SS: When I first came from Swaziland I attended another Zion Church. But there came a time when there was a problem in the church and they wanted to consult the spirits because of the problem. We said this was not right. When we said that, the church leadership said to me if I would not cooperate with them in this, we could not work together. At that time I decided I should start another branch of the Zion Church that I had attended in Swaziland. So now in Stanger(South Africa), I have started another branch under the leadership of the Zion Church I was a part of in Swaziland.
G: Siyabonga, thank you for taking the time, and allowing us this interview. We look forward to sharing your story with others who will pray for you and your church.

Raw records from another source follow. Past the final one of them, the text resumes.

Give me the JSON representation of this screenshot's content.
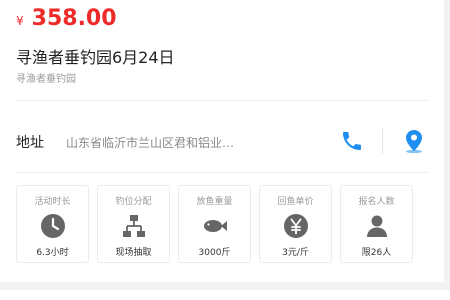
{
  "price": {
    "currency": "¥",
    "amount": "358.00"
  },
  "title": "寻渔者垂钓园6月24日",
  "subtitle": "寻渔者垂钓园",
  "address": {
    "label": "地址",
    "text": "山东省临沂市兰山区君和铝业…",
    "accent_color": "#1f8ef1"
  },
  "stats": [
    {
      "label": "活动时长",
      "value": "6.3小时",
      "icon": "clock-icon"
    },
    {
      "label": "钓位分配",
      "value": "现场抽取",
      "icon": "org-chart-icon"
    },
    {
      "label": "放鱼重量",
      "value": "3000斤",
      "icon": "fish-icon"
    },
    {
      "label": "回鱼单价",
      "value": "3元/斤",
      "icon": "yen-coin-icon"
    },
    {
      "label": "报名人数",
      "value": "限26人",
      "icon": "person-icon"
    }
  ]
}
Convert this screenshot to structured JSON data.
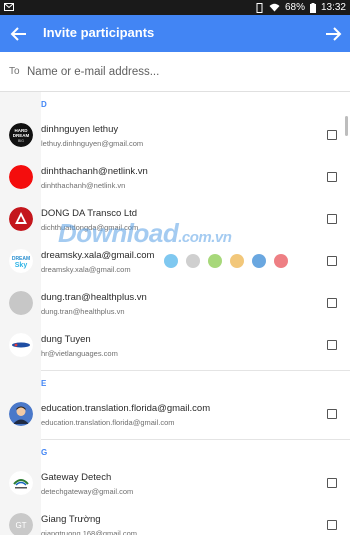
{
  "status_bar": {
    "battery_percent": "68%",
    "time": "13:32"
  },
  "app_bar": {
    "title": "Invite participants"
  },
  "to_field": {
    "label": "To",
    "placeholder": "Name or e-mail address..."
  },
  "sections": [
    {
      "letter": "D",
      "contacts": [
        {
          "name": "dinhnguyen lethuy",
          "email": "lethuy.dinhnguyen@gmail.com",
          "avatar": "album-art",
          "checked": false
        },
        {
          "name": "dinhthachanh@netlink.vn",
          "email": "dinhthachanh@netlink.vn",
          "avatar": "red-circle",
          "checked": false
        },
        {
          "name": "DONG DA Transco Ltd",
          "email": "dichthuatdongda@gmail.com",
          "avatar": "dongda-logo",
          "checked": false
        },
        {
          "name": "dreamsky.xala@gmail.com",
          "email": "dreamsky.xala@gmail.com",
          "avatar": "dreamsky-logo",
          "checked": false
        },
        {
          "name": "dung.tran@healthplus.vn",
          "email": "dung.tran@healthplus.vn",
          "avatar": "grey-circle",
          "checked": false
        },
        {
          "name": "dung Tuyen",
          "email": "hr@vietlanguages.com",
          "avatar": "vietlang-logo",
          "checked": false
        }
      ]
    },
    {
      "letter": "E",
      "contacts": [
        {
          "name": "education.translation.florida@gmail.com",
          "email": "education.translation.florida@gmail.com",
          "avatar": "person-photo",
          "checked": false
        }
      ]
    },
    {
      "letter": "G",
      "contacts": [
        {
          "name": "Gateway Detech",
          "email": "detechgateway@gmail.com",
          "avatar": "gateway-logo",
          "checked": false
        },
        {
          "name": "Giang Trường",
          "email": "giangtruong.168@gmail.com",
          "avatar": "initials",
          "initials": "GT",
          "checked": false
        }
      ]
    }
  ],
  "watermark": {
    "text": "Download",
    "suffix": ".com.vn",
    "dot_colors": [
      "#7fc8f0",
      "#cfcfcf",
      "#a7d87a",
      "#f2c77a",
      "#6aa7e0",
      "#ee7f84"
    ]
  },
  "colors": {
    "accent": "#4285f4",
    "status_bar": "#1a1a1a"
  }
}
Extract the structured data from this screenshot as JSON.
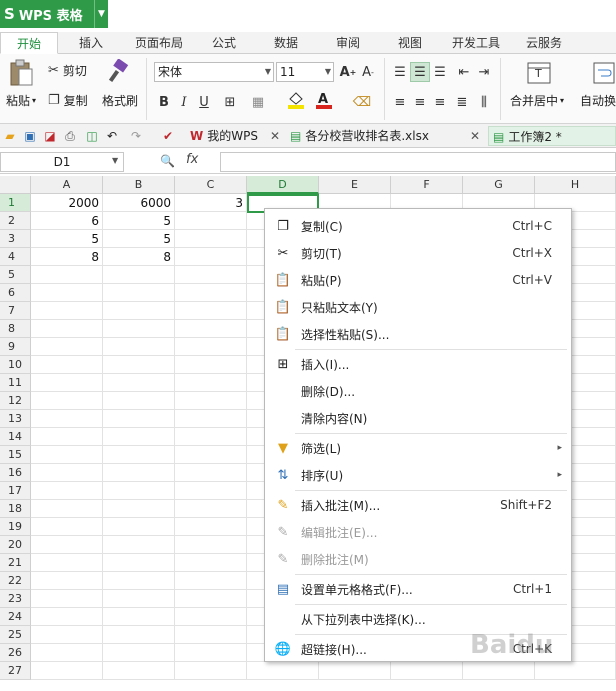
{
  "app": {
    "name": "WPS 表格"
  },
  "tabs": [
    "开始",
    "插入",
    "页面布局",
    "公式",
    "数据",
    "审阅",
    "视图",
    "开发工具",
    "云服务"
  ],
  "ribbon": {
    "paste": "粘贴",
    "cut": "剪切",
    "copy": "复制",
    "format_painter": "格式刷",
    "font_name": "宋体",
    "font_size": "11",
    "merge_center": "合并居中",
    "auto_wrap": "自动换"
  },
  "doc_tabs": [
    "我的WPS",
    "各分校营收排名表.xlsx",
    "工作簿2 *"
  ],
  "formula_bar": {
    "name_box": "D1",
    "fx": "fx",
    "value": ""
  },
  "columns": [
    "A",
    "B",
    "C",
    "D",
    "E",
    "F",
    "G",
    "H"
  ],
  "rows": [
    "1",
    "2",
    "3",
    "4",
    "5",
    "6",
    "7",
    "8",
    "9",
    "10",
    "11",
    "12",
    "13",
    "14",
    "15",
    "16",
    "17",
    "18",
    "19",
    "20",
    "21",
    "22",
    "23",
    "24",
    "25",
    "26",
    "27"
  ],
  "cells": {
    "A1": "2000",
    "B1": "6000",
    "C1": "3",
    "A2": "6",
    "B2": "5",
    "A3": "5",
    "B3": "5",
    "A4": "8",
    "B4": "8"
  },
  "context_menu": {
    "copy": {
      "label": "复制(C)",
      "shortcut": "Ctrl+C"
    },
    "cut": {
      "label": "剪切(T)",
      "shortcut": "Ctrl+X"
    },
    "paste": {
      "label": "粘贴(P)",
      "shortcut": "Ctrl+V"
    },
    "paste_text": {
      "label": "只粘贴文本(Y)"
    },
    "paste_special": {
      "label": "选择性粘贴(S)..."
    },
    "insert": {
      "label": "插入(I)..."
    },
    "delete": {
      "label": "删除(D)..."
    },
    "clear": {
      "label": "清除内容(N)"
    },
    "filter": {
      "label": "筛选(L)"
    },
    "sort": {
      "label": "排序(U)"
    },
    "insert_comment": {
      "label": "插入批注(M)...",
      "shortcut": "Shift+F2"
    },
    "edit_comment": {
      "label": "编辑批注(E)..."
    },
    "delete_comment": {
      "label": "删除批注(M)"
    },
    "format_cells": {
      "label": "设置单元格格式(F)...",
      "shortcut": "Ctrl+1"
    },
    "pick_list": {
      "label": "从下拉列表中选择(K)..."
    },
    "hyperlink": {
      "label": "超链接(H)...",
      "shortcut": "Ctrl+K"
    }
  },
  "watermark": "Baidu",
  "colors": {
    "accent": "#2f9b49",
    "annotation_arrow": "#c0282e"
  }
}
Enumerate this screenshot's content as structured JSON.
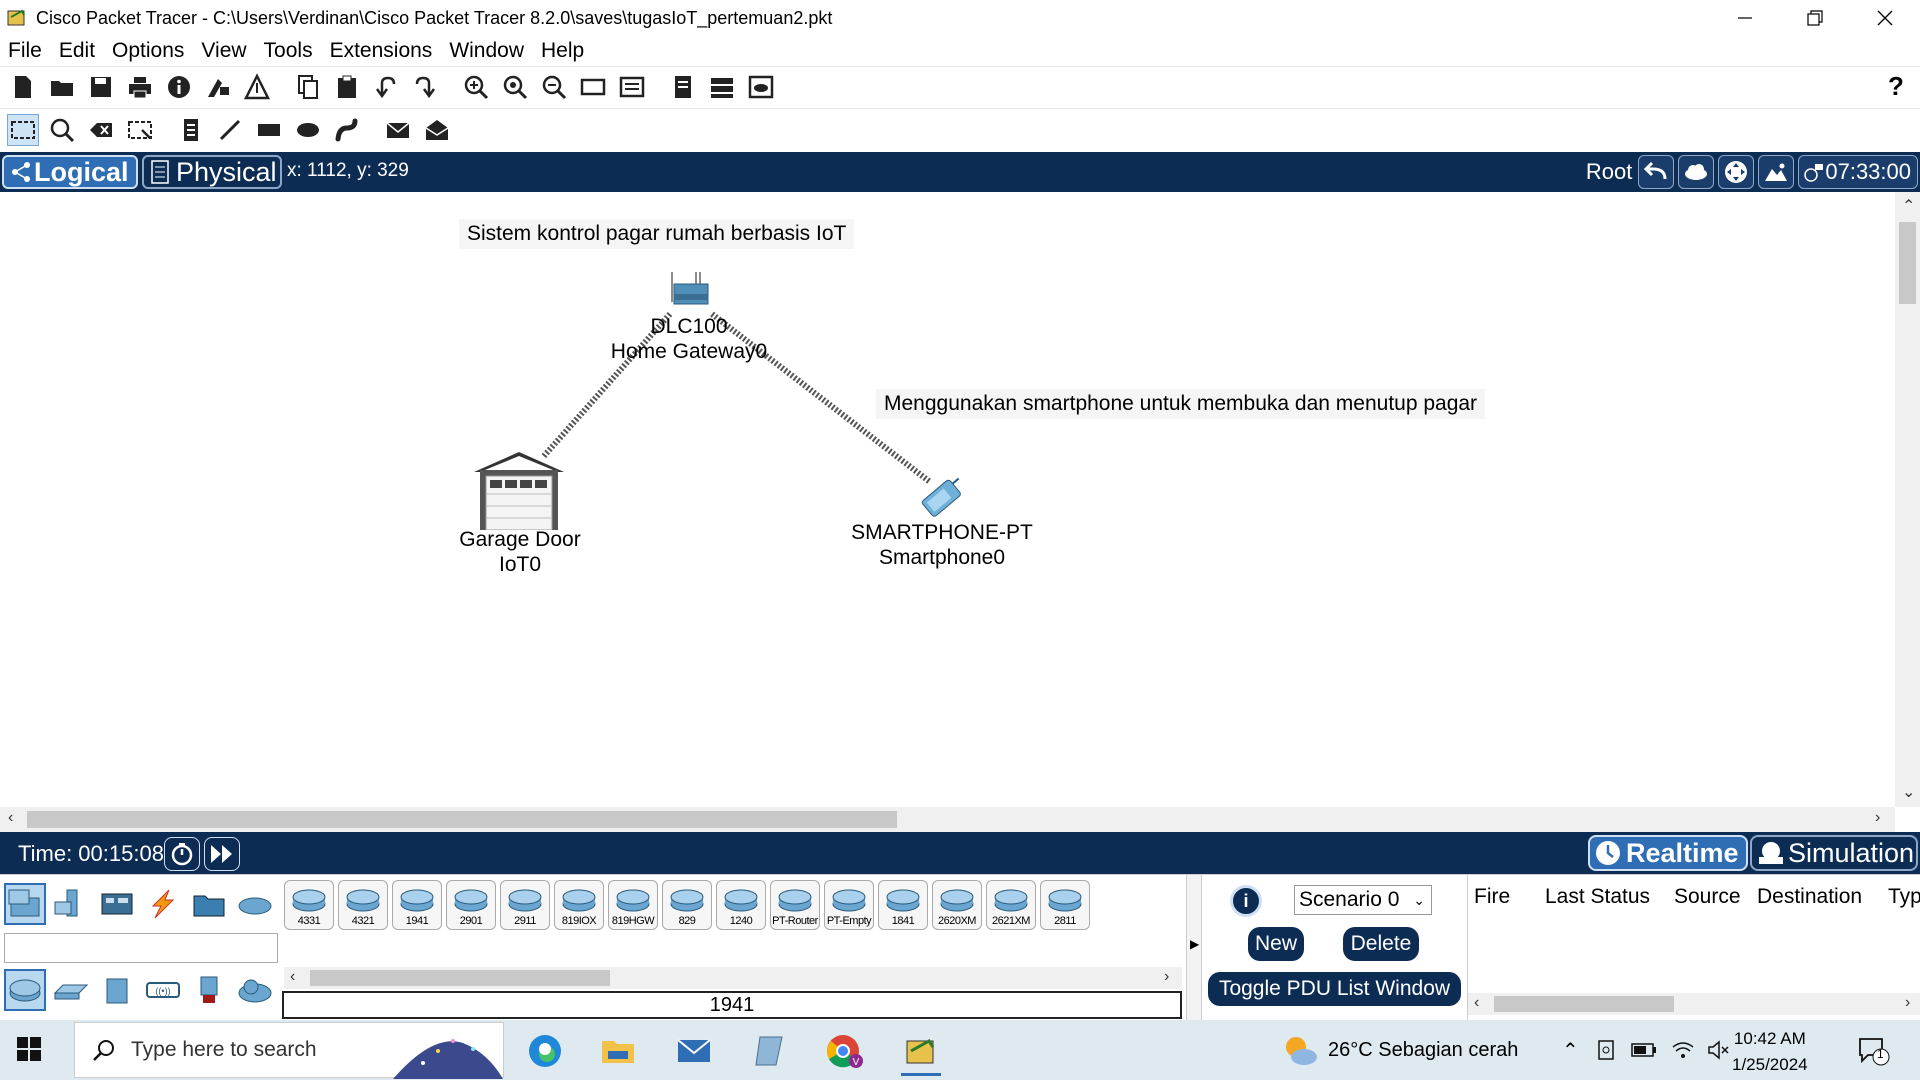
{
  "window": {
    "title": "Cisco Packet Tracer - C:\\Users\\Verdinan\\Cisco Packet Tracer 8.2.0\\saves\\tugasIoT_pertemuan2.pkt"
  },
  "menu": [
    "File",
    "Edit",
    "Options",
    "View",
    "Tools",
    "Extensions",
    "Window",
    "Help"
  ],
  "toolbar": {
    "help": "?"
  },
  "workspace": {
    "logical_tab": "Logical",
    "physical_tab": "Physical",
    "coords": "x: 1112, y: 329",
    "root_label": "Root",
    "clock": "07:33:00"
  },
  "canvas": {
    "notes": [
      "Sistem kontrol pagar rumah berbasis IoT",
      "Menggunakan smartphone untuk membuka dan menutup pagar"
    ],
    "devices": [
      {
        "line1": "DLC100",
        "line2": "Home Gateway0"
      },
      {
        "line1": "Garage Door",
        "line2": "IoT0"
      },
      {
        "line1": "SMARTPHONE-PT",
        "line2": "Smartphone0"
      }
    ]
  },
  "timebar": {
    "time": "Time: 00:15:08",
    "realtime": "Realtime",
    "simulation": "Simulation"
  },
  "devices_panel": {
    "models": [
      "4331",
      "4321",
      "1941",
      "2901",
      "2911",
      "819IOX",
      "819HGW",
      "829",
      "1240",
      "PT-Router",
      "PT-Empty",
      "1841",
      "2620XM",
      "2621XM",
      "2811"
    ],
    "selected_model": "1941"
  },
  "scenario": {
    "info": "i",
    "selected": "Scenario 0",
    "new": "New",
    "delete": "Delete",
    "toggle": "Toggle PDU List Window"
  },
  "pdu_columns": [
    "Fire",
    "Last Status",
    "Source",
    "Destination",
    "Typ"
  ],
  "taskbar": {
    "search_placeholder": "Type here to search",
    "weather": "26°C  Sebagian cerah",
    "time": "10:42 AM",
    "date": "1/25/2024",
    "notifications": "1"
  }
}
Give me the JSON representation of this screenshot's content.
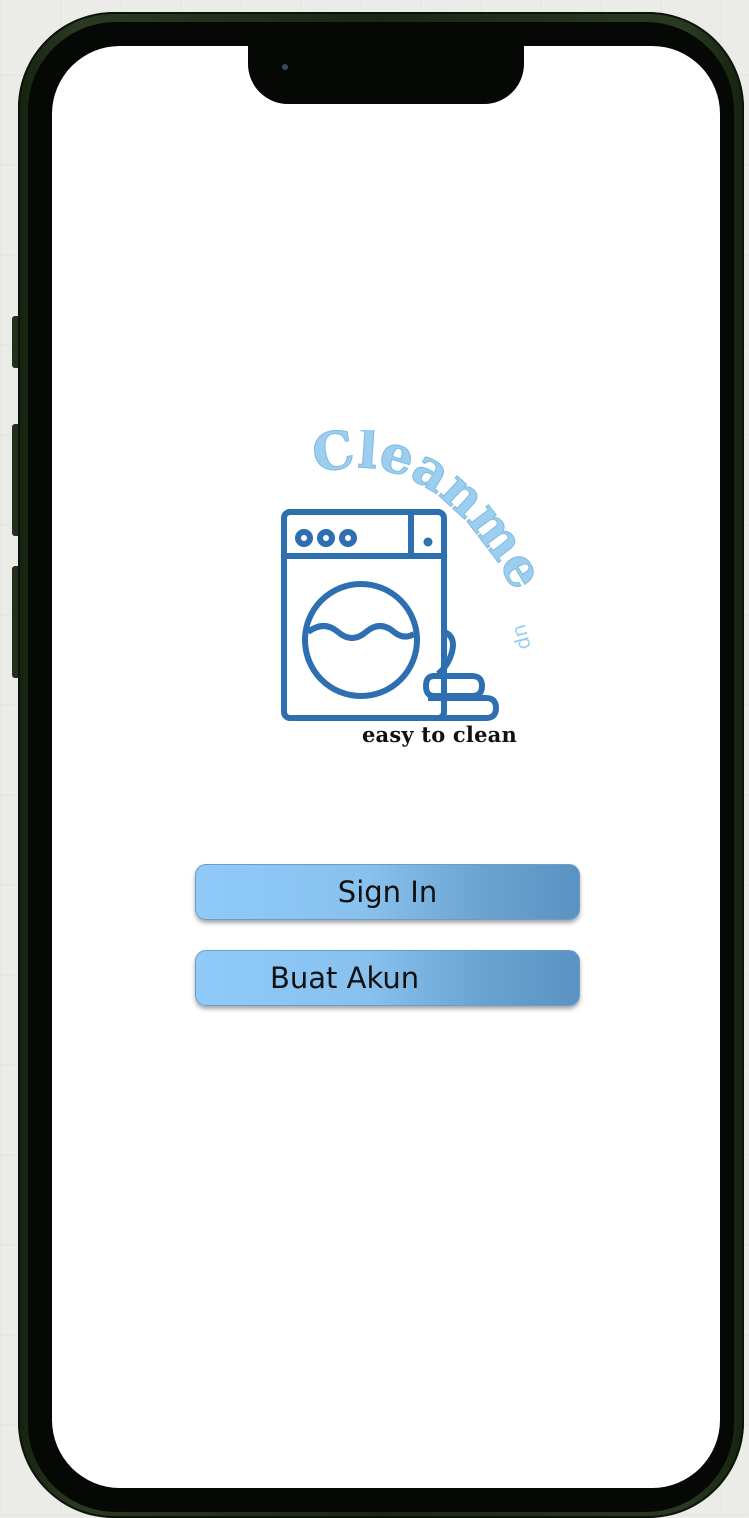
{
  "app": {
    "brand_name": "Cleanme up",
    "tagline": "easy to clean"
  },
  "buttons": {
    "sign_in_label": "Sign In",
    "create_account_label": "Buat Akun"
  },
  "icons": {
    "logo": "washing-machine-icon"
  },
  "colors": {
    "button_light": "#8fcaf9",
    "button_dark": "#5a92c2",
    "logo_stroke": "#2d6fb0",
    "logo_text": "#9ccfef",
    "frame": "#1f2d18",
    "screen": "#ffffff"
  }
}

Addendum: The Zion Evangelical Bible Schools (ZEBS) and Zion Bible Colleges (ZBC) are Bible schools started by missionaries working with ZEMA and other mission agencies (currently TEAM, SIM, and DMG) who partner with us. These schools share a core curriculum, and the leadership comes together annually for training and fellowship. The difference between ZEBS and ZBC has to do with our desire to honor an established organisation of churches in Swaziland (now eSwatini, 19 April 2018). Those schools started by the leadership based in eSwatini did not want to create confusion regarding a large denomination of churches located there. To alleviate the potential for confusion with this denomination, called “Evangelical Churches,” they moved away from the ZEBS title, which had already been established in South Africa, opting for ZBC. At this time both ZEBS and ZBC may be found in many Southern African countries.